[Problem to solve] Write out again only the lines running from the one that contains "Enumerate this screenshot's text" to the end of the records below, including both the first and the last.

+ + + + +

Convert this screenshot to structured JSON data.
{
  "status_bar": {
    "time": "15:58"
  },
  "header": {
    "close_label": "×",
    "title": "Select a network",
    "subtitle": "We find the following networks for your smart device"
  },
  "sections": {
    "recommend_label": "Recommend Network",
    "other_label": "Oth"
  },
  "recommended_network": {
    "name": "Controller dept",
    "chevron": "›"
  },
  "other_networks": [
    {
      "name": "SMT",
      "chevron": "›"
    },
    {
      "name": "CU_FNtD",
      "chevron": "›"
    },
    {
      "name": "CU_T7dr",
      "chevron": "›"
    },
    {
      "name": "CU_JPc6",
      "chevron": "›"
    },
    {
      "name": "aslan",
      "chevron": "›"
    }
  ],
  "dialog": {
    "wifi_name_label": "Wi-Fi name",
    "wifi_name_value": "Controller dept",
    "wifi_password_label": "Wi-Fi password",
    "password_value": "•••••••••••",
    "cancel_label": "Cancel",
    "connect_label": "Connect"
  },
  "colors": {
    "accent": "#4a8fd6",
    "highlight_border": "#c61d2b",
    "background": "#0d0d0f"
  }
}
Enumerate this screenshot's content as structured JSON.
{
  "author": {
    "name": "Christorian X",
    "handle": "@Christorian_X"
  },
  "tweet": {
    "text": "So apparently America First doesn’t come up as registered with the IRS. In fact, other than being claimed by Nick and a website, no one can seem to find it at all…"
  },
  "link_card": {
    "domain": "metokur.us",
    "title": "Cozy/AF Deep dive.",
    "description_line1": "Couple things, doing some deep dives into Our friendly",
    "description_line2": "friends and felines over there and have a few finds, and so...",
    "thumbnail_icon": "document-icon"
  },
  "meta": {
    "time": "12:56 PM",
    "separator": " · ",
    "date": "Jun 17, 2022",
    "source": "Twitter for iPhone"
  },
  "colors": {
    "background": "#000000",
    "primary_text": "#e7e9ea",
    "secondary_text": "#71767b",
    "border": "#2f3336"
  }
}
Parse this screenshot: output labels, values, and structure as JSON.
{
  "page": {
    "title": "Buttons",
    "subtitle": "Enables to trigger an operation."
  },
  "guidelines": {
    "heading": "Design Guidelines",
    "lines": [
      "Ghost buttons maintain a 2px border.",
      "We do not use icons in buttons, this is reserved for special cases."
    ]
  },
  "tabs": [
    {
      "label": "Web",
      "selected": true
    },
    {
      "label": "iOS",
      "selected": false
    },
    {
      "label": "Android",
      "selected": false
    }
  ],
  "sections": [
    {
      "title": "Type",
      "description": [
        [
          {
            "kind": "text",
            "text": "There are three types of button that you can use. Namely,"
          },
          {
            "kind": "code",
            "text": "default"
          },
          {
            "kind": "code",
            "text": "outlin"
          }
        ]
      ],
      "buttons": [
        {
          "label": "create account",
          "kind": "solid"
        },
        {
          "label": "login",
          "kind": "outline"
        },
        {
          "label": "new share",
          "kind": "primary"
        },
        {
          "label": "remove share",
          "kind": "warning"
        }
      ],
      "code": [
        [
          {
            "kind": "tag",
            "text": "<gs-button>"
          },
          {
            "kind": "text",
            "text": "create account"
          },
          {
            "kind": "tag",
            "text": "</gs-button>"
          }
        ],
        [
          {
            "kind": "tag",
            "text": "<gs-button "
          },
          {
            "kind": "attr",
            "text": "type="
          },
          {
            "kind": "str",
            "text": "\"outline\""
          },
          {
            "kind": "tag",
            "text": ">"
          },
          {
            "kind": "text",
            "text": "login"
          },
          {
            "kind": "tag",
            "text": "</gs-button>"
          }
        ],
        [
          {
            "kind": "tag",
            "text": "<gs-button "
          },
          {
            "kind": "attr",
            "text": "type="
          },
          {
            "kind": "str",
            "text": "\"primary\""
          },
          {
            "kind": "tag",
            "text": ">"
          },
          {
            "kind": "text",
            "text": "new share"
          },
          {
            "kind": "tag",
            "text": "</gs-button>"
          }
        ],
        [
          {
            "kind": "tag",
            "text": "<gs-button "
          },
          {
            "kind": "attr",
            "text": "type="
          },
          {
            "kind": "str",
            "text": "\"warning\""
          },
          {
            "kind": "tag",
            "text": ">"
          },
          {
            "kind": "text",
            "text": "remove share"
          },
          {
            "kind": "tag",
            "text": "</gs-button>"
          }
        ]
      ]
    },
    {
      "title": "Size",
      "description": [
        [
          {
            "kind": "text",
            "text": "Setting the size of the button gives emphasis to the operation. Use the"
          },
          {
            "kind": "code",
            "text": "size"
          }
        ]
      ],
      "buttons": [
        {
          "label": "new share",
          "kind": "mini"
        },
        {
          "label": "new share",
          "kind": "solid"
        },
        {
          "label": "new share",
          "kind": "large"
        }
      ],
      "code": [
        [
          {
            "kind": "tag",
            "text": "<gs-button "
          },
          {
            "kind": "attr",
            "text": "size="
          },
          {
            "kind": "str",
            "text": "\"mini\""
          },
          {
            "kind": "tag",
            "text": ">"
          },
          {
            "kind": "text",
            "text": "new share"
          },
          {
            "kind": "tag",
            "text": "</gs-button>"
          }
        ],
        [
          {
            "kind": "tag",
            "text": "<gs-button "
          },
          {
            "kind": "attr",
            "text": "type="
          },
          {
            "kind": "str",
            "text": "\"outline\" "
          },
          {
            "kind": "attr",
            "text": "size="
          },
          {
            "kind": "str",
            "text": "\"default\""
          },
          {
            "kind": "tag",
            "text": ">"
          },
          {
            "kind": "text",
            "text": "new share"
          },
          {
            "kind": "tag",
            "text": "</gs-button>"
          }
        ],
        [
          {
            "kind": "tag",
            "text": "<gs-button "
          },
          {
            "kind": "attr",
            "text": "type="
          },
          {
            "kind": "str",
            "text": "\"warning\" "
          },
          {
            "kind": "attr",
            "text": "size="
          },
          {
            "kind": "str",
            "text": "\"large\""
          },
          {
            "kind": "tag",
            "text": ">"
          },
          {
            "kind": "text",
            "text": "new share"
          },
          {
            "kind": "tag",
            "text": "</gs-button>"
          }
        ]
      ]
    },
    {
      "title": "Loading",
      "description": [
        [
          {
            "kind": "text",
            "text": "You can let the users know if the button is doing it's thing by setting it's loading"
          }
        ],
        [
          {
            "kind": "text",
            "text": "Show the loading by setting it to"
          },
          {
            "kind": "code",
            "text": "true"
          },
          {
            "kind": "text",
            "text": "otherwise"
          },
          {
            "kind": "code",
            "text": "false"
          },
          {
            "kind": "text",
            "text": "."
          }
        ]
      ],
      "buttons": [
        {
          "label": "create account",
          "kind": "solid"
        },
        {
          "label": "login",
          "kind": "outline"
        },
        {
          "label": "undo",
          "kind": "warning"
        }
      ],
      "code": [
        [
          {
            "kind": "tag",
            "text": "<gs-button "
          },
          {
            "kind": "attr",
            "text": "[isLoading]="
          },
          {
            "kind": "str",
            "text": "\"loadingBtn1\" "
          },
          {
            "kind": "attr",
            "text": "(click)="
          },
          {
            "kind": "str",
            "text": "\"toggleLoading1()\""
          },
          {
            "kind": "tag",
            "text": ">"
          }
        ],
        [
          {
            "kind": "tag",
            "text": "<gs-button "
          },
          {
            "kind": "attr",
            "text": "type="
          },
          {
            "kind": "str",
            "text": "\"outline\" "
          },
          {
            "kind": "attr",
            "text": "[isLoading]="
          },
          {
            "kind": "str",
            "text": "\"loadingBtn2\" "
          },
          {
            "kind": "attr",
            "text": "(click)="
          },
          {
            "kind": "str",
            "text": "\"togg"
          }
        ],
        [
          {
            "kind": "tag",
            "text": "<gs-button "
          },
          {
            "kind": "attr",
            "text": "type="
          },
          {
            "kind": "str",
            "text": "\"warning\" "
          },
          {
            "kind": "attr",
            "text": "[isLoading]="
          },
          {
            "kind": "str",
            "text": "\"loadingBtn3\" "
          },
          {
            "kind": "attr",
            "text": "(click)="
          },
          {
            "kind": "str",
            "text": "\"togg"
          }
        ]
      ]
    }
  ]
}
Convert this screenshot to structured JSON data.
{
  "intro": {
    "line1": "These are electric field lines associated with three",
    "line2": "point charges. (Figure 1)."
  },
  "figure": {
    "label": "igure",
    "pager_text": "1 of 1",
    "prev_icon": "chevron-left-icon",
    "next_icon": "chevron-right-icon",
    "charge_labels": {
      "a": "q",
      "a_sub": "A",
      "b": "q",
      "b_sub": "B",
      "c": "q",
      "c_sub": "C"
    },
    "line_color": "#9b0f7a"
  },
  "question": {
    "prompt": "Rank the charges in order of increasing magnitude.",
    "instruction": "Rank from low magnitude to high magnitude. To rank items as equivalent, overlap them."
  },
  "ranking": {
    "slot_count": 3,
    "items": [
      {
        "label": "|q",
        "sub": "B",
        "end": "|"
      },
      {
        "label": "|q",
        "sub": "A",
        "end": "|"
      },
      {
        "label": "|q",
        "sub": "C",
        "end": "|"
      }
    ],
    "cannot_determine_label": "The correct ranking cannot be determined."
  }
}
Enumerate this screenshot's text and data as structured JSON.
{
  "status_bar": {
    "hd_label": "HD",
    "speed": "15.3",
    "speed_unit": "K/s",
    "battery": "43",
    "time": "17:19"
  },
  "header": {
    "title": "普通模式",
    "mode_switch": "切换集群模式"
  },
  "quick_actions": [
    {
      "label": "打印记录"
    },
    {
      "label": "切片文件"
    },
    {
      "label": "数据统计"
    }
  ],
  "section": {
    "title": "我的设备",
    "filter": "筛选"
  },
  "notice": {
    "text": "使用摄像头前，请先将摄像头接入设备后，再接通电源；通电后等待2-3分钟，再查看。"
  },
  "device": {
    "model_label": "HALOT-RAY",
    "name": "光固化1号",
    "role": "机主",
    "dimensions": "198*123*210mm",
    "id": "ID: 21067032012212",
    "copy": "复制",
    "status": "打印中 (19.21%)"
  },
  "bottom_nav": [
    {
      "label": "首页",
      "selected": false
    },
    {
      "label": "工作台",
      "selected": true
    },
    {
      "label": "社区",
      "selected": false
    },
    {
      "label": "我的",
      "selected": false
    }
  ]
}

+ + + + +

[Output]
Enumerate this screenshot's text and data as structured JSON.
{
  "status_bar": {
    "hd_label": "HD",
    "speed": "15.3",
    "speed_unit": "K/s",
    "battery": "43",
    "time": "17:19"
  },
  "header": {
    "title": "普通模式",
    "mode_switch": "切换集群模式"
  },
  "quick_actions": [
    {
      "label": "打印记录"
    },
    {
      "label": "切片文件"
    },
    {
      "label": "数据统计"
    }
  ],
  "section": {
    "title": "我的设备",
    "filter": "筛选"
  },
  "notice": {
    "text": "使用摄像头前，请先将摄像头接入设备后，再接通电源；通电后等待2-3分钟，再查看。"
  },
  "device": {
    "model_label": "HALOT-RAY",
    "name": "光固化1号",
    "role": "机主",
    "dimensions": "198*123*210mm",
    "id": "ID: 21067032012212",
    "copy": "复制",
    "status": "打印中 (19.21%)"
  },
  "bottom_nav": [
    {
      "label": "首页",
      "selected": false
    },
    {
      "label": "工作台",
      "selected": true
    },
    {
      "label": "社区",
      "selected": false
    },
    {
      "label": "我的",
      "selected": false
    }
  ]
}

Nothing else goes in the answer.